Rolling Seas, Followed by Blue Skies During Pioneer 15

The weather for the 15-day Pioneer 15 expedition aboard the R/V Neil Armstrong came in like a lion and left like a lamb. As the ship departed the Woods Hole dock on 28 October, the sky was gray, the air damp, and the forecast foreboding as the 10- member scientific team and the crew of the R/V Neil Armstrong headed toward the Pioneer Array, about 75 nautical miles south of Martha’s Vineyard.

During Leg 1, the ship had some rocky days and briefly sought the protection of Menemsha Bight on the northwest side of Martha’s Vineyard as Tropical Storm Zeta passed through and brought her fury with her. Leg 2 of the journey brought with it clear skies and smooth sailing. The following shows the wind and pressure data from the ship throughout the Pioneer 15 cruise.

Wind speed, direction, and barometric pressure from the met mast of the R/V Neil Armstrong. The green lines indicate when the ship arrived at the Array, the red lines show when it departed. The solid lines are for Leg 1 and Leg 2, and the dashed lines are the excursion to Menemsha in Leg 1.  Credit: Sheri N. White (WHOI)

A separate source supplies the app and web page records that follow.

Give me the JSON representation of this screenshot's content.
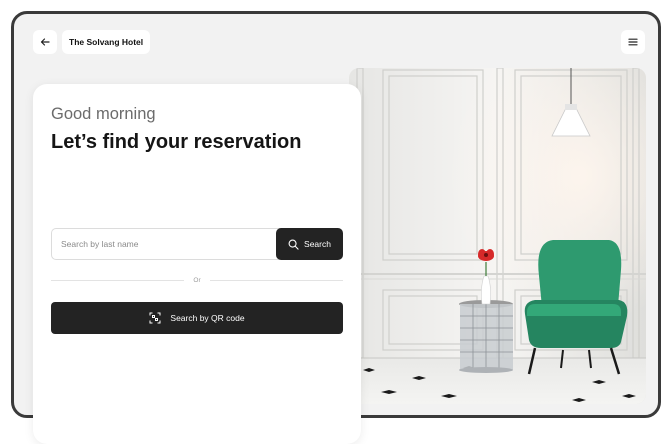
{
  "header": {
    "back_icon": "arrow-left-icon",
    "hotel_name": "The Solvang Hotel",
    "menu_icon": "hamburger-menu-icon"
  },
  "card": {
    "greeting": "Good morning",
    "headline": "Let’s find your reservation",
    "search": {
      "placeholder": "Search by last name",
      "value": "",
      "button_label": "Search",
      "button_icon": "search-icon"
    },
    "divider_label": "Or",
    "qr_button": {
      "label": "Search by QR code",
      "icon": "qr-scan-icon"
    }
  },
  "photo": {
    "subject": "lobby-photo"
  },
  "colors": {
    "button_dark": "#232323",
    "chair_green": "#2e9a6f",
    "flower_red": "#d62a2a",
    "device_frame": "#3a3a3a"
  }
}
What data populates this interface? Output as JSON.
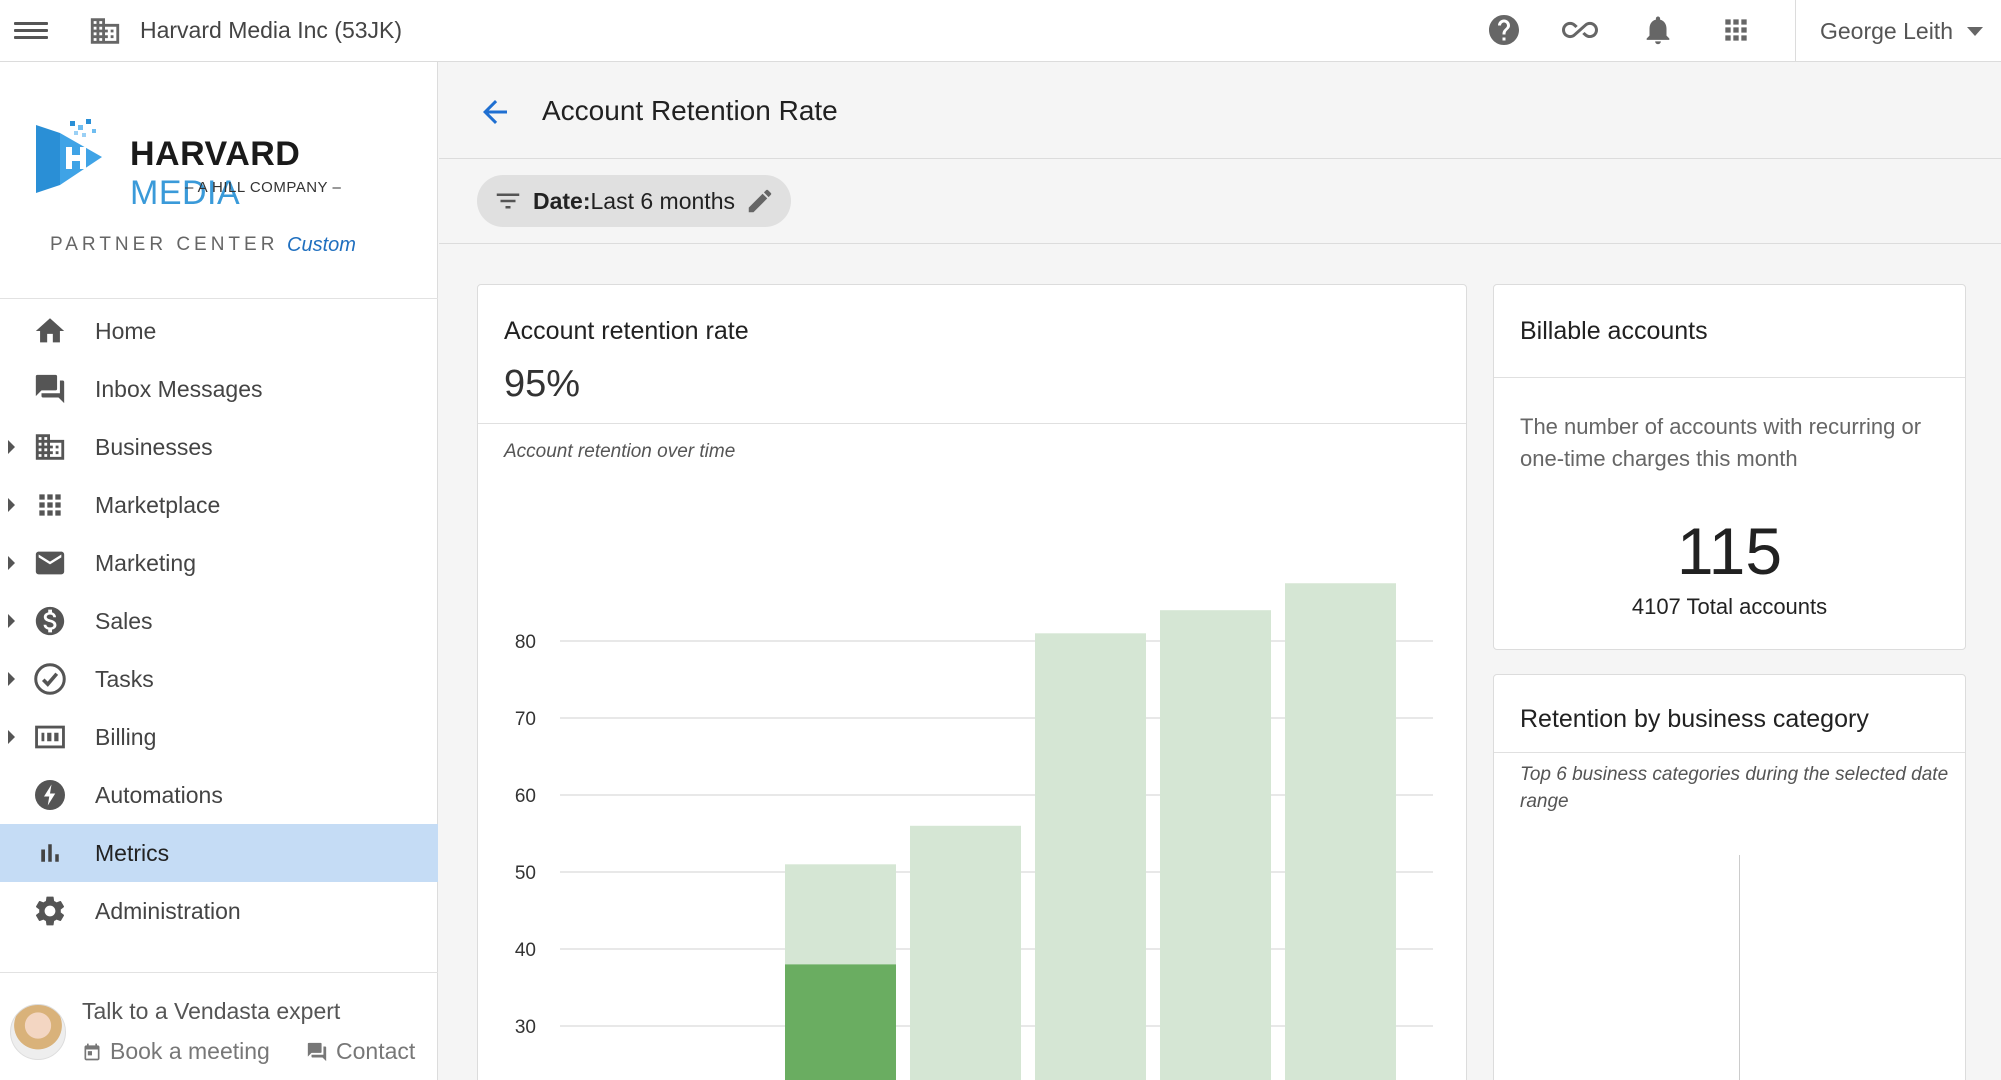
{
  "topbar": {
    "org_name": "Harvard Media Inc (53JK)",
    "user_name": "George Leith",
    "icons": [
      "help-icon",
      "infinity-icon",
      "bell-icon",
      "apps-grid-icon"
    ]
  },
  "sidebar": {
    "brand_name_a": "HARVARD",
    "brand_name_b": "MEDIA",
    "brand_tagline": "– A HILL COMPANY –",
    "partner_center": "PARTNER CENTER",
    "custom_label": "Custom",
    "items": [
      {
        "label": "Home",
        "icon": "home-icon",
        "expandable": false
      },
      {
        "label": "Inbox Messages",
        "icon": "chat-icon",
        "expandable": false
      },
      {
        "label": "Businesses",
        "icon": "building-icon",
        "expandable": true
      },
      {
        "label": "Marketplace",
        "icon": "grid-icon",
        "expandable": true
      },
      {
        "label": "Marketing",
        "icon": "mail-icon",
        "expandable": true
      },
      {
        "label": "Sales",
        "icon": "dollar-icon",
        "expandable": true
      },
      {
        "label": "Tasks",
        "icon": "check-circle-icon",
        "expandable": true
      },
      {
        "label": "Billing",
        "icon": "billing-icon",
        "expandable": true
      },
      {
        "label": "Automations",
        "icon": "bolt-icon",
        "expandable": false
      },
      {
        "label": "Metrics",
        "icon": "bar-chart-icon",
        "expandable": false,
        "active": true
      },
      {
        "label": "Administration",
        "icon": "gear-icon",
        "expandable": false
      }
    ],
    "expert": {
      "title": "Talk to a Vendasta expert",
      "book_label": "Book a meeting",
      "contact_label": "Contact"
    }
  },
  "page": {
    "title": "Account Retention Rate",
    "filter_key": "Date:",
    "filter_value": "Last 6 months"
  },
  "retention_card": {
    "title": "Account retention rate",
    "value": "95%",
    "subtitle": "Account retention over time"
  },
  "billable_card": {
    "title": "Billable accounts",
    "description": "The number of accounts with recurring or one-time charges this month",
    "count": "115",
    "total": "4107 Total accounts"
  },
  "category_card": {
    "title": "Retention by business category",
    "subtitle": "Top 6 business categories during the selected date range"
  },
  "chart_data": {
    "type": "bar",
    "ylim": [
      27,
      95
    ],
    "yticks": [
      30,
      40,
      50,
      60,
      70,
      80
    ],
    "grid": true,
    "series": [
      {
        "values": [
          null,
          null,
          51,
          56,
          81,
          84,
          87.5
        ]
      },
      {
        "values": [
          null,
          null,
          38,
          null,
          null,
          null,
          null
        ]
      }
    ],
    "colors": {
      "light": "#d5e6d4",
      "dark": "#6aad61",
      "grid": "#e0e0e0"
    }
  }
}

Chief Scientist Sheri N. White said, “Despite the difficult weather, we had a very successful mission. The team recovered and deployed three coastal surface moorings and a profiler mooring, and deployed two winter coastal profiler moorings. We also were able to recover three gliders, and collect shipboard and CTD data in the vicinity of the Array.  We planned on a bit of flexibility in the schedule due to the late fall departure, which always brings with it unpredictable conditions.”

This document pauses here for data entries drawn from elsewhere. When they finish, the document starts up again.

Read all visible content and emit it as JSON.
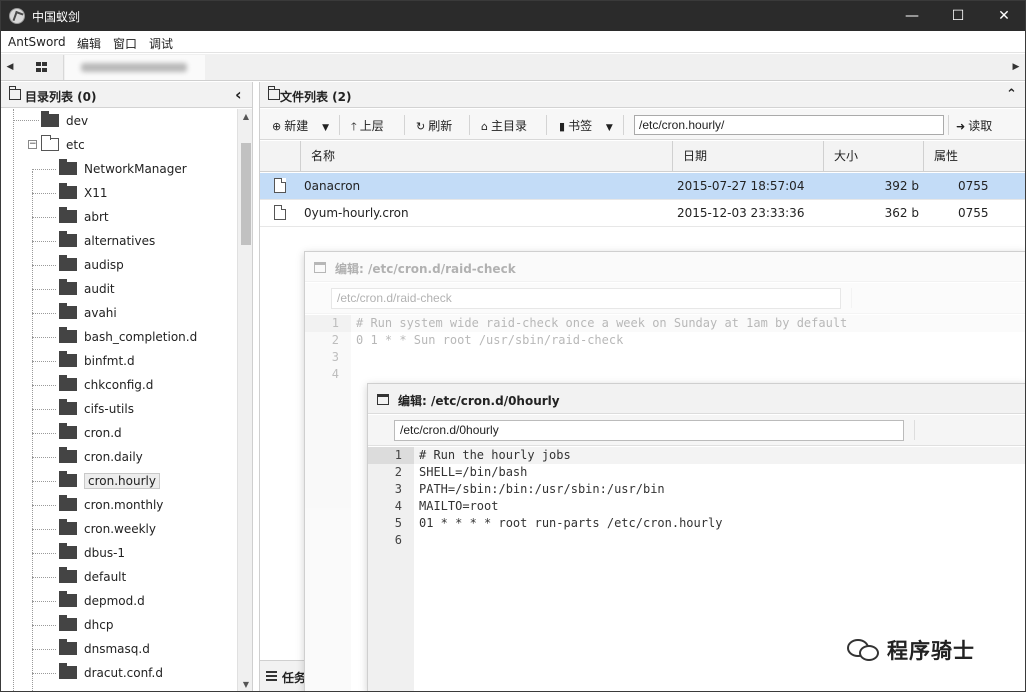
{
  "window": {
    "title": "中国蚁剑"
  },
  "titlebar": {
    "minimize": "—",
    "maximize": "☐",
    "close": "✕"
  },
  "menubar": [
    "AntSword",
    "编辑",
    "窗口",
    "调试"
  ],
  "tabs": {
    "left_arrow": "◀",
    "right_arrow": "▶"
  },
  "dir_panel": {
    "title": "目录列表 (0)",
    "collapse": "‹",
    "tree": [
      {
        "label": "dev",
        "level": 1
      },
      {
        "label": "etc",
        "level": 1,
        "expanded": true
      },
      {
        "label": "NetworkManager",
        "level": 2
      },
      {
        "label": "X11",
        "level": 2
      },
      {
        "label": "abrt",
        "level": 2
      },
      {
        "label": "alternatives",
        "level": 2
      },
      {
        "label": "audisp",
        "level": 2
      },
      {
        "label": "audit",
        "level": 2
      },
      {
        "label": "avahi",
        "level": 2
      },
      {
        "label": "bash_completion.d",
        "level": 2
      },
      {
        "label": "binfmt.d",
        "level": 2
      },
      {
        "label": "chkconfig.d",
        "level": 2
      },
      {
        "label": "cifs-utils",
        "level": 2
      },
      {
        "label": "cron.d",
        "level": 2
      },
      {
        "label": "cron.daily",
        "level": 2
      },
      {
        "label": "cron.hourly",
        "level": 2,
        "selected": true
      },
      {
        "label": "cron.monthly",
        "level": 2
      },
      {
        "label": "cron.weekly",
        "level": 2
      },
      {
        "label": "dbus-1",
        "level": 2
      },
      {
        "label": "default",
        "level": 2
      },
      {
        "label": "depmod.d",
        "level": 2
      },
      {
        "label": "dhcp",
        "level": 2
      },
      {
        "label": "dnsmasq.d",
        "level": 2
      },
      {
        "label": "dracut.conf.d",
        "level": 2
      }
    ]
  },
  "file_panel": {
    "title": "文件列表 (2)",
    "collapse": "⌃",
    "toolbar": {
      "new": "新建",
      "up": "上层",
      "refresh": "刷新",
      "home": "主目录",
      "bookmark": "书签",
      "path": "/etc/cron.hourly/",
      "read": "读取"
    },
    "columns": [
      "名称",
      "日期",
      "大小",
      "属性"
    ],
    "files": [
      {
        "name": "0anacron",
        "date": "2015-07-27 18:57:04",
        "size": "392 b",
        "attr": "0755",
        "selected": true
      },
      {
        "name": "0yum-hourly.cron",
        "date": "2015-12-03 23:33:36",
        "size": "362 b",
        "attr": "0755",
        "selected": false
      }
    ],
    "task_label": "任务"
  },
  "editor_back": {
    "title": "编辑: /etc/cron.d/raid-check",
    "path": "/etc/cron.d/raid-check",
    "lines": [
      {
        "n": "1",
        "text": "# Run system wide raid-check once a week on Sunday at 1am by default"
      },
      {
        "n": "2",
        "text": "0 1 * * Sun root /usr/sbin/raid-check"
      },
      {
        "n": "3",
        "text": ""
      },
      {
        "n": "4",
        "text": ""
      }
    ]
  },
  "editor_front": {
    "title": "编辑: /etc/cron.d/0hourly",
    "path": "/etc/cron.d/0hourly",
    "lines": [
      {
        "n": "1",
        "text": "# Run the hourly jobs"
      },
      {
        "n": "2",
        "text": "SHELL=/bin/bash"
      },
      {
        "n": "3",
        "text": "PATH=/sbin:/bin:/usr/sbin:/usr/bin"
      },
      {
        "n": "4",
        "text": "MAILTO=root"
      },
      {
        "n": "5",
        "text": "01 * * * * root run-parts /etc/cron.hourly"
      },
      {
        "n": "6",
        "text": ""
      }
    ]
  },
  "watermark": {
    "text": "程序骑士"
  }
}
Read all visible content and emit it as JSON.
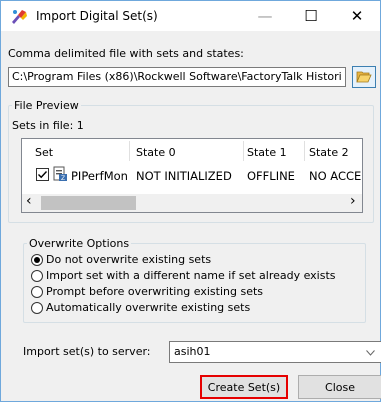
{
  "window": {
    "title": "Import Digital Set(s)",
    "controls": {
      "minimize": "—",
      "maximize": "☐",
      "close": "✕"
    }
  },
  "file_section": {
    "label": "Comma delimited file with sets and states:",
    "path_value": "C:\\Program Files (x86)\\Rockwell Software\\FactoryTalk Histori",
    "browse_icon": "folder-open-icon"
  },
  "file_preview": {
    "legend": "File Preview",
    "sets_in_file": "Sets in file: 1",
    "columns": [
      "Set",
      "State 0",
      "State 1",
      "State 2"
    ],
    "rows": [
      {
        "checked": true,
        "set": "PIPerfMon",
        "state0": "NOT INITIALIZED",
        "state1": "OFFLINE",
        "state2": "NO ACCESS"
      }
    ],
    "scroll_left": "‹",
    "scroll_right": "›"
  },
  "overwrite_options": {
    "legend": "Overwrite Options",
    "options": [
      {
        "label": "Do not overwrite existing sets",
        "selected": true
      },
      {
        "label": "Import set with a different name if set already exists",
        "selected": false
      },
      {
        "label": "Prompt before overwriting existing sets",
        "selected": false
      },
      {
        "label": "Automatically overwrite existing sets",
        "selected": false
      }
    ]
  },
  "server": {
    "label": "Import set(s) to server:",
    "value": "asih01"
  },
  "buttons": {
    "create": "Create Set(s)",
    "close": "Close"
  }
}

The expedition was conducted in two legs because all of the moorings could not be accommodated on the ship at the same time. The Team returned to home port at the conclusion of the cruise on 11 November, when they disembarked after a month of being either in isolation or at sea away from friends and family.

The recovered moorings are now undergoing refurbishment onsite at WHOI so they will be ready for the next equipment turn in spring 2021.  Next on tap for the Pioneer Array is the deployment of four gliders, Next on tap for the Pioneer Array is the deployment of four gliders, which will be done from a small vessel when the weather allows a safe transit.

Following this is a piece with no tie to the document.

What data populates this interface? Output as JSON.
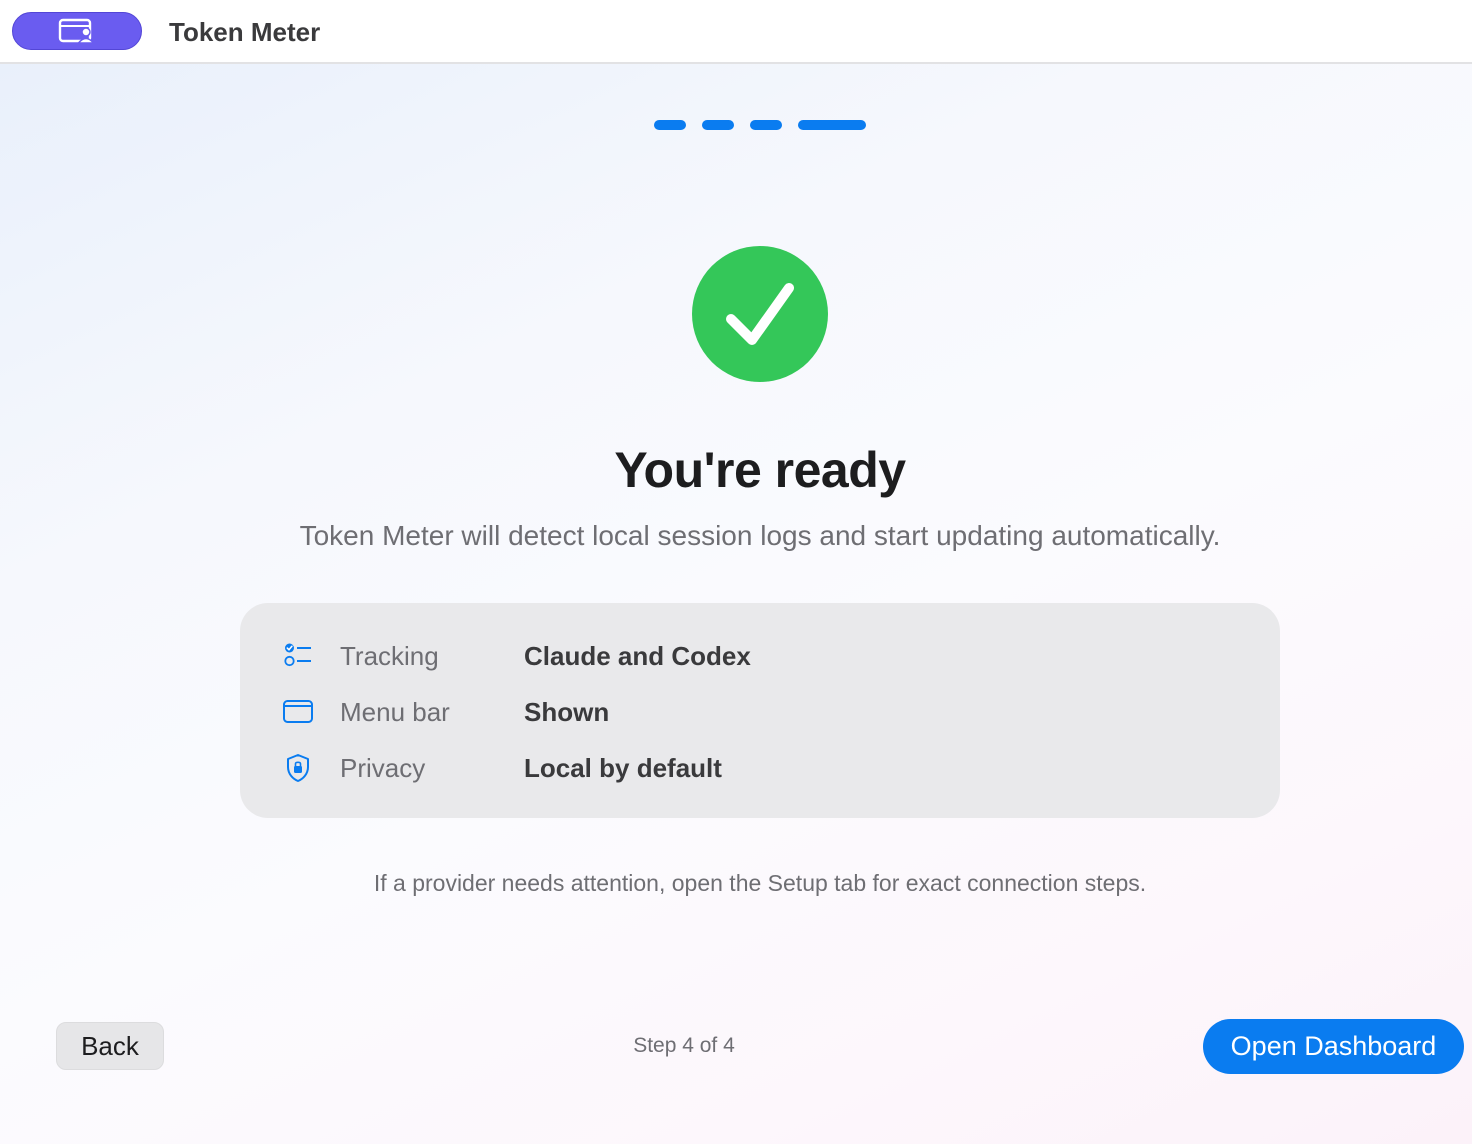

Pioneer 15 in Pictures

The Pioneer 15 Team deploys the Central Surface Mooring on Leg 1 in dreary weather. Credit: Dee Emrich©WHOI

The Pioneer 15 Team recovers the Inshore Surface Mooring. It had been in deployed in the water for 12 months. Credit: Dee Emrich©WHOI

The Team dressed as oceanographers for Halloween… and deployed the Inshore Profiler Mooring in the few hours of clear skies between two storms at the Pioneer Array. Credit: Sheri N. White©WHOI

The R/V Neil Armstrong left the WHOI dock on Leg 2 of the Pioneer 15 expedition, with the Central Surface Mooring in position for deployment. Credit: Sheri N. White©WHOI

The Offshore Surface Mooring is ready for deployment on the stern of the R/V Neil Armstrong on Leg 2. Credit: Dee Emrich©WHOI

Beautiful weather on Leg 2 made recovering the large surface moorings a bit easier. The surface moorings were deployed for 12 months, rather than six, due to the COVID pandemic. Credit: Jennifer Batryn©WHOI

This is what a Profiler Mooring looks like during deployment. Profiler Moorings collect data from the entire water column using a McLane Moored Profiler, which crawls up and down the mooring line. Credit: Sheri N. White©WHOI

This is some of the biology that has taken up residence on the Inshore Surface Mooring during its year-long stay on the Atlantic continental shelf. Credit: Dee Emrich©WHOI